Match the string "kind" against each line below, and copy every line that matches.

────────────────────────────────────────

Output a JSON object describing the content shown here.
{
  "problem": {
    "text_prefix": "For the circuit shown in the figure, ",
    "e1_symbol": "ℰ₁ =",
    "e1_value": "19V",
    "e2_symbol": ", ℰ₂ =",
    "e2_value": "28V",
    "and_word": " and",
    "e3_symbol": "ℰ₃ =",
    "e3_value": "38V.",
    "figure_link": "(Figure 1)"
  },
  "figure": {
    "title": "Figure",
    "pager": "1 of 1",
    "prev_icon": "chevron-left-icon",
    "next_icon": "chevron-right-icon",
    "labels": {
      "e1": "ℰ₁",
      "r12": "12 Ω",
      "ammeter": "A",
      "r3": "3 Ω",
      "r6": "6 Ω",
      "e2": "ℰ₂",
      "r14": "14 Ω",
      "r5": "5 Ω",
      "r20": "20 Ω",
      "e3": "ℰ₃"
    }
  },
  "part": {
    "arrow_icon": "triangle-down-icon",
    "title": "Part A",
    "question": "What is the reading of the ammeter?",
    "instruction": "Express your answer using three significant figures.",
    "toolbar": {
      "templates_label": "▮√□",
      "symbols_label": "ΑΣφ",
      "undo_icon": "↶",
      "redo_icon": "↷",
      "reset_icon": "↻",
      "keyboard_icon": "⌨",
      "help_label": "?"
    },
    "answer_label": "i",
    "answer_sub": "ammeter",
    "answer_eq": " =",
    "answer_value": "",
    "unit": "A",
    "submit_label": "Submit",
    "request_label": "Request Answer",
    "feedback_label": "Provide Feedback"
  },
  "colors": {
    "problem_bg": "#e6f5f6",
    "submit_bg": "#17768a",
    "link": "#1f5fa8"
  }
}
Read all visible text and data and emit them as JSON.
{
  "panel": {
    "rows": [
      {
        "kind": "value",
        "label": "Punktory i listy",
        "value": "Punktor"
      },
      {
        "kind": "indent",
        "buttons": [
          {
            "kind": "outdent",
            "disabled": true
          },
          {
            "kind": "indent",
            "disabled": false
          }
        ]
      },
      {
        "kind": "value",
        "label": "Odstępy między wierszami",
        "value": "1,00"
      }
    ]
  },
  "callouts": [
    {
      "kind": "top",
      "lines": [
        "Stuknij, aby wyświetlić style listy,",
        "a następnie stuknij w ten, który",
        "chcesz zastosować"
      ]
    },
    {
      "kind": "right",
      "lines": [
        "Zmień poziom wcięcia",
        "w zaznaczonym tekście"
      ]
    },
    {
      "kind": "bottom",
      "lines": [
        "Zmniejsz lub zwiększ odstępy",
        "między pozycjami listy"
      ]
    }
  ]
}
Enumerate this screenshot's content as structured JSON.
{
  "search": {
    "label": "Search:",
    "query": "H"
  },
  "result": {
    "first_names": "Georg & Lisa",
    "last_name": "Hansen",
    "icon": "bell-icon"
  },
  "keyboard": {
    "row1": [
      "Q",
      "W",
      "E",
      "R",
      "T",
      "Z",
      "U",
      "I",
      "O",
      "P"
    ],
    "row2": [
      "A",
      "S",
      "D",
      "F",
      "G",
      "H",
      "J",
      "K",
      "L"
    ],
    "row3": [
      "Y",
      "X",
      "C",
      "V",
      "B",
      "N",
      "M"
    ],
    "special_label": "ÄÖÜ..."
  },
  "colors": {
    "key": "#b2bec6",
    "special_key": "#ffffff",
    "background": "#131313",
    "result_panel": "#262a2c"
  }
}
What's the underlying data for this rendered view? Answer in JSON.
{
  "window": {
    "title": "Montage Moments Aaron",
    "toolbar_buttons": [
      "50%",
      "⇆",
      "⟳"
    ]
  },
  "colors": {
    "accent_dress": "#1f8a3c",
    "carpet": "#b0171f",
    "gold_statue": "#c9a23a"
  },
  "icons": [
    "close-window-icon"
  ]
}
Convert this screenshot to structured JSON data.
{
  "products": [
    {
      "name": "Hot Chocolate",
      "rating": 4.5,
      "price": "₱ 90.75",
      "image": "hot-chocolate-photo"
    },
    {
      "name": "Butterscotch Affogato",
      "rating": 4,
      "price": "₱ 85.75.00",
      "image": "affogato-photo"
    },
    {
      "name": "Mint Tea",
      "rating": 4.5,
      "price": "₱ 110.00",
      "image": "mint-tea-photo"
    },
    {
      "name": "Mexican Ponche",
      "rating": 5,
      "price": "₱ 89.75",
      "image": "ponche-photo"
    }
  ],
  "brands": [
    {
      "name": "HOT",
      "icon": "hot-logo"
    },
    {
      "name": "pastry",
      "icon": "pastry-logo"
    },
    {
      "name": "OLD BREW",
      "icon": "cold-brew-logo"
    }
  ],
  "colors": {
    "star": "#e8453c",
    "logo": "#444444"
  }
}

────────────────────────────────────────

RESULT OF THIS TASK:
        "kind": "value",
        "kind": "indent",
            "kind": "outdent",
            "kind": "indent",
        "kind": "value",
      "kind": "top",
      "kind": "right",
      "kind": "bottom",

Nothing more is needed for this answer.